“For some of them it is the to start with time that they’re connecting with people today from all elements of the globe and receiving uncovered to diverse cultures and unique daily life ordeals. Now, as students at the University of Illinois, they’re fortunate to be in a area where they can get data to figure out what is heading on and actually start off performing via some of that stuff.”

“One particular of the other one of a kind points that student-athletes deal with is that their sport has furnished steadiness for them for 10-15-20 decades of their existence,” he reported. “So, we deal with pupil-athletes who are possibly having troubles with injuries or that their levels of competition in high college is distinctive than when they get to the Major Ten. Or possibly it really is working with the concern that they have maxed out their athletic potential and there is not a way for them to transform their activity into a occupation. ‘When me currently being an athlete finishes, how do I figure out what my identity is?'”

At the close of the day, Warren suggests, “We are human beings.”

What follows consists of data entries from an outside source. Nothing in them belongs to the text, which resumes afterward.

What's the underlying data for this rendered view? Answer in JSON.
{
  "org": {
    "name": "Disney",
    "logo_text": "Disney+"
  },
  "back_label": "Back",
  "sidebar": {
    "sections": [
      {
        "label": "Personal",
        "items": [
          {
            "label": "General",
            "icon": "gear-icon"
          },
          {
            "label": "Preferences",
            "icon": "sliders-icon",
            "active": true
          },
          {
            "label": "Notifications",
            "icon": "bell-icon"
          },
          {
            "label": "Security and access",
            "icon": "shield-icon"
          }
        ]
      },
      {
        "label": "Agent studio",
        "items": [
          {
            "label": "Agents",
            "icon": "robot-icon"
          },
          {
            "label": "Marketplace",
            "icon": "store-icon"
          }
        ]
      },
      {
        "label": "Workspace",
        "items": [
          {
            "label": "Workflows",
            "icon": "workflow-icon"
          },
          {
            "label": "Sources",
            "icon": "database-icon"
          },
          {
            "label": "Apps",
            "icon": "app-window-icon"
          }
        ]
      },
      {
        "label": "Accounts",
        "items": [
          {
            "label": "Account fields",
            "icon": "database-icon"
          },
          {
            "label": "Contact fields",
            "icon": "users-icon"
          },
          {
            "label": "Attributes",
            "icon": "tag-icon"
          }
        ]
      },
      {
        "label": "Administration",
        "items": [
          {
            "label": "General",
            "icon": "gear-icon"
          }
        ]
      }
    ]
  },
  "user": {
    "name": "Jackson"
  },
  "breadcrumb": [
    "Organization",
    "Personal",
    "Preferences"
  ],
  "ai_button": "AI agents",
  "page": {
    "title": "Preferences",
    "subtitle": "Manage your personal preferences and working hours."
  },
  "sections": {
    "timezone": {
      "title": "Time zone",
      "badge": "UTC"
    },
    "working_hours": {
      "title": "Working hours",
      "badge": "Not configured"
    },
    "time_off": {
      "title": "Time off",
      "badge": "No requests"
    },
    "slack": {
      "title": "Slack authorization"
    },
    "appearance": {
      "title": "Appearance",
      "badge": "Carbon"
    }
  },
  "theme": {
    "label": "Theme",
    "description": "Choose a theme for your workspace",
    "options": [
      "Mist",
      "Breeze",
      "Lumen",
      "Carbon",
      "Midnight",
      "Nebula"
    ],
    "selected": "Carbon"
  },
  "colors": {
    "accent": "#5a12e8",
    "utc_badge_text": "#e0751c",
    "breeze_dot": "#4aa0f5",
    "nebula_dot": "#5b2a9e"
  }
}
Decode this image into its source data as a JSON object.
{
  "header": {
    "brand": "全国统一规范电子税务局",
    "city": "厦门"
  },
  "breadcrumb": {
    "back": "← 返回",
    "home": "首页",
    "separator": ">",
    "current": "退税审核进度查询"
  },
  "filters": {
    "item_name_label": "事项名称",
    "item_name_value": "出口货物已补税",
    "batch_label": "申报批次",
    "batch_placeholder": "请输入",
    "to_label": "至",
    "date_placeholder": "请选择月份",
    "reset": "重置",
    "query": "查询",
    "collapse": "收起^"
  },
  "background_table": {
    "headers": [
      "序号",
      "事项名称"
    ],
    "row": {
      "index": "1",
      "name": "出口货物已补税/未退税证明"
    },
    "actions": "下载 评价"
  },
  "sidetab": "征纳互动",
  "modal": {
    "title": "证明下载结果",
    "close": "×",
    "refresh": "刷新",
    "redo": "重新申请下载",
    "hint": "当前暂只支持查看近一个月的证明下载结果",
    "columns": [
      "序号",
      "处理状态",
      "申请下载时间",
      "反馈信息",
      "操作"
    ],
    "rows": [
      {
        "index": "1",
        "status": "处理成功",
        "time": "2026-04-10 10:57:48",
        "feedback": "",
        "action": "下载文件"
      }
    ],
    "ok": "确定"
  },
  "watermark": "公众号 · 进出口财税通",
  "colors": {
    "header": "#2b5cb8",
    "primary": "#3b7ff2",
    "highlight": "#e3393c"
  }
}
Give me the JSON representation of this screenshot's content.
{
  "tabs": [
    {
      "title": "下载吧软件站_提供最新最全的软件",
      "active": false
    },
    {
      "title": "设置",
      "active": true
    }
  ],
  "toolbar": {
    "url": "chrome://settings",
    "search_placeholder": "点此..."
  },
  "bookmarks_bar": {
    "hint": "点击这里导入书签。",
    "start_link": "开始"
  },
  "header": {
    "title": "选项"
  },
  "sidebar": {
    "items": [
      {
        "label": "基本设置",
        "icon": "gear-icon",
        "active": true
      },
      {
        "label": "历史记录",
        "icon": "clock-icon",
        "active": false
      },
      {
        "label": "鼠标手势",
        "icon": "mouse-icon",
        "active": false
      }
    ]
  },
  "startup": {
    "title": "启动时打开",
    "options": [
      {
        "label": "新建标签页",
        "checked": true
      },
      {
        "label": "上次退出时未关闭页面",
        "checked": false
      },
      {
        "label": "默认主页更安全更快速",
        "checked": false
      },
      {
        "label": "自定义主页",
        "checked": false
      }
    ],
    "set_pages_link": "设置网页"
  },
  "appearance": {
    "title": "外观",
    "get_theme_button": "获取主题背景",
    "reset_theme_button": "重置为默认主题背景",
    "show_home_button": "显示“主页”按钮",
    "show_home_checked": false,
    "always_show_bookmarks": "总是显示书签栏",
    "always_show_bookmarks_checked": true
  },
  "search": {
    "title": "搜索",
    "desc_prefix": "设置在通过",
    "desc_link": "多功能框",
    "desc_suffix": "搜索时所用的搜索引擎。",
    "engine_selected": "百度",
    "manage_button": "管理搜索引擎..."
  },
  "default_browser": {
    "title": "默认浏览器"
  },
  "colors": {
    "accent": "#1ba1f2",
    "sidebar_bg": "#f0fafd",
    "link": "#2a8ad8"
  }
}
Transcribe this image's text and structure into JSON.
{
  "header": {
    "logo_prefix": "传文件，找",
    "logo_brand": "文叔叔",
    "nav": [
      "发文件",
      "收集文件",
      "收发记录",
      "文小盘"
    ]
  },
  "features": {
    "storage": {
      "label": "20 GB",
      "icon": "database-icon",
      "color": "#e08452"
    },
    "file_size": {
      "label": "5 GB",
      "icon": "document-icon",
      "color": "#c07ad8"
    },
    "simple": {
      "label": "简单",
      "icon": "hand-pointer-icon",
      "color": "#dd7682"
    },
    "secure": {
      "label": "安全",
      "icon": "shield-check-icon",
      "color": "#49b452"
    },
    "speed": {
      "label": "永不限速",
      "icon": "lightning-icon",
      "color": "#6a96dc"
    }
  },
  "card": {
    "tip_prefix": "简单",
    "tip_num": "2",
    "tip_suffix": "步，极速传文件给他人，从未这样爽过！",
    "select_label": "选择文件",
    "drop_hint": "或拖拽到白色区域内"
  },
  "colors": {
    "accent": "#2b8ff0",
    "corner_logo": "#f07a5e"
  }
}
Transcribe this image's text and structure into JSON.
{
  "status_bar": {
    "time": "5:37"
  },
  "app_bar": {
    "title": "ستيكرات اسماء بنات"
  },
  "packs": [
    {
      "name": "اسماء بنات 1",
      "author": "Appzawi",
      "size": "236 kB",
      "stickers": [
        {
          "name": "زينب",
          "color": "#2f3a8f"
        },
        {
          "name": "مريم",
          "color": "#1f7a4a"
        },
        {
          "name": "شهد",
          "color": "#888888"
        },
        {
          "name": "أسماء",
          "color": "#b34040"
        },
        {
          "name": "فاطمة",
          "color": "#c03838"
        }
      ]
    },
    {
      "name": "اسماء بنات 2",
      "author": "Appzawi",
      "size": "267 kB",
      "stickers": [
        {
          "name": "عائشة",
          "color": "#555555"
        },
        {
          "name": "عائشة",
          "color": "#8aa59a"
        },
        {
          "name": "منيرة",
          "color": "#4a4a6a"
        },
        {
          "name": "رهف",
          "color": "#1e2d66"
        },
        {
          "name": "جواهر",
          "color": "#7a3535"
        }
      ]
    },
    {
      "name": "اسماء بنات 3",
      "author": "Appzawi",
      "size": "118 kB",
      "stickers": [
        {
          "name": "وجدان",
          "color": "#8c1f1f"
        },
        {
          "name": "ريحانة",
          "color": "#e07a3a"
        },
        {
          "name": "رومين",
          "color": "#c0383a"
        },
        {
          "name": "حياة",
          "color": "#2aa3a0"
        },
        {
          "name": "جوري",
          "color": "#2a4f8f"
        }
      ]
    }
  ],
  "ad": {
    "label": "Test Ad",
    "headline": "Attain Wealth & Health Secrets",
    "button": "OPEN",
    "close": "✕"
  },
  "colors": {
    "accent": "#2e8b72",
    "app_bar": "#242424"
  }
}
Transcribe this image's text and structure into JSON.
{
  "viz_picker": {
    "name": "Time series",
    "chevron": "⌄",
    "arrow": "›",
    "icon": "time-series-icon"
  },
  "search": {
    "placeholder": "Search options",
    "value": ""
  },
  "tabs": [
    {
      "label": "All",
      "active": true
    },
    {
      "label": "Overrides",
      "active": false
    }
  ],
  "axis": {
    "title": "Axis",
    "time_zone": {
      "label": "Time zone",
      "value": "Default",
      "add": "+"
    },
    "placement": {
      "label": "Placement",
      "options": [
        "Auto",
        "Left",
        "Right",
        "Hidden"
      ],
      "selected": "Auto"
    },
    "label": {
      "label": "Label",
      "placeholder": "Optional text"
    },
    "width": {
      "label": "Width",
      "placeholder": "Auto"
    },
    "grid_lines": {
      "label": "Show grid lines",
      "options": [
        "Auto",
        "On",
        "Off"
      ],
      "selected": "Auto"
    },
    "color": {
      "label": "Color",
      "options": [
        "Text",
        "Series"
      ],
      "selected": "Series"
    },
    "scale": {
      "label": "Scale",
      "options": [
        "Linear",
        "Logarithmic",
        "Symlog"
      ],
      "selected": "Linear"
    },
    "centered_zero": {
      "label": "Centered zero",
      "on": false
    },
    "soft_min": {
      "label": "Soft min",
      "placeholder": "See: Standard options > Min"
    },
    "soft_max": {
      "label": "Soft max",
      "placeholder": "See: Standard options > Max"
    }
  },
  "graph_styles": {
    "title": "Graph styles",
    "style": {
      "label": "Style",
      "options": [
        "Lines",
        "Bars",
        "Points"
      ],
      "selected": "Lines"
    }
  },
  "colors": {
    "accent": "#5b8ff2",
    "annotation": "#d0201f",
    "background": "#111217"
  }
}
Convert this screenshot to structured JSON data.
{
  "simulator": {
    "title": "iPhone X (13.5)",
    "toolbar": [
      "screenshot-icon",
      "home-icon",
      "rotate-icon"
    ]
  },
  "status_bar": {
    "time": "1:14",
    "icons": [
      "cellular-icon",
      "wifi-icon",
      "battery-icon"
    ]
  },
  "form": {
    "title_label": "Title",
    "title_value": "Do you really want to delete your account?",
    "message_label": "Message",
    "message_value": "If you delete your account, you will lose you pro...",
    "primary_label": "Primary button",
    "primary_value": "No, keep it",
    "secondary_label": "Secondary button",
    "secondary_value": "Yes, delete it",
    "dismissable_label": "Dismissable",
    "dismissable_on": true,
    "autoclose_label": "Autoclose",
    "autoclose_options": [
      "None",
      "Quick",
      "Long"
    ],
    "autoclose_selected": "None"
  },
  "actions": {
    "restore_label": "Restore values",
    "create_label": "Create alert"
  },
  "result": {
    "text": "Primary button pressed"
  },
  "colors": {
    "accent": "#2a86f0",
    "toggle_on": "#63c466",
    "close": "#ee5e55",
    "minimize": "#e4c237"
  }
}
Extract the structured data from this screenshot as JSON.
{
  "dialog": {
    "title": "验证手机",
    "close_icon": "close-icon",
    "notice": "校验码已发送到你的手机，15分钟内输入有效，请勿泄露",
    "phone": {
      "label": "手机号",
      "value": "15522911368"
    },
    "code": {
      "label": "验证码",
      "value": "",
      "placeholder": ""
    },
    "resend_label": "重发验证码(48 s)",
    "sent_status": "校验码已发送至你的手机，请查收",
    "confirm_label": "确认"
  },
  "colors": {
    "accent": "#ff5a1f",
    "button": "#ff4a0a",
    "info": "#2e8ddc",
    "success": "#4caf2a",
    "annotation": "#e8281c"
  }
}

“I usually glimpse at Martin Luther King’s I Have a Desire speech, he reported. “I will not know that we as a society seriously just take the time to feel about what he was really stating. We’ve designed development, but I nonetheless you should not believe we are definitely to the stage the place we live in a environment wherever folks can basically be judged by the content material of their character and not by the coloration of their skin. And so, until we get to that world, I imagine it is essential for us to acknowledge the role that race and culture performs. It is really our character that defines us as people.”